_Problem statement_
Look through the lines below; wherever the word "icon" appears, copy that line.

Interface dataset entries
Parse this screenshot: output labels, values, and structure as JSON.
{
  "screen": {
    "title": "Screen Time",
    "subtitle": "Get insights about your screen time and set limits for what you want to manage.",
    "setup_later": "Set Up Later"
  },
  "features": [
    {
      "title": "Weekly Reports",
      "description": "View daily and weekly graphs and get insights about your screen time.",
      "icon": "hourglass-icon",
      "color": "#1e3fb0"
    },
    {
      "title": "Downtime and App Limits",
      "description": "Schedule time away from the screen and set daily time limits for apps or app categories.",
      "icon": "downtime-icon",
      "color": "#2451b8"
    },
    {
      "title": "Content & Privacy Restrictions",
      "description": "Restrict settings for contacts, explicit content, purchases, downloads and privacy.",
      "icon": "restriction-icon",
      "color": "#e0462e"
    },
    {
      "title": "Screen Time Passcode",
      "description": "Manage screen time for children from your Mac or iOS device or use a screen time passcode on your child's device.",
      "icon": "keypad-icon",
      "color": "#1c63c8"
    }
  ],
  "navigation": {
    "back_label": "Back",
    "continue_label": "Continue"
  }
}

_Answer for the task_
      "icon": "hourglass-icon",
      "icon": "downtime-icon",
      "icon": "restriction-icon",
      "icon": "keypad-icon",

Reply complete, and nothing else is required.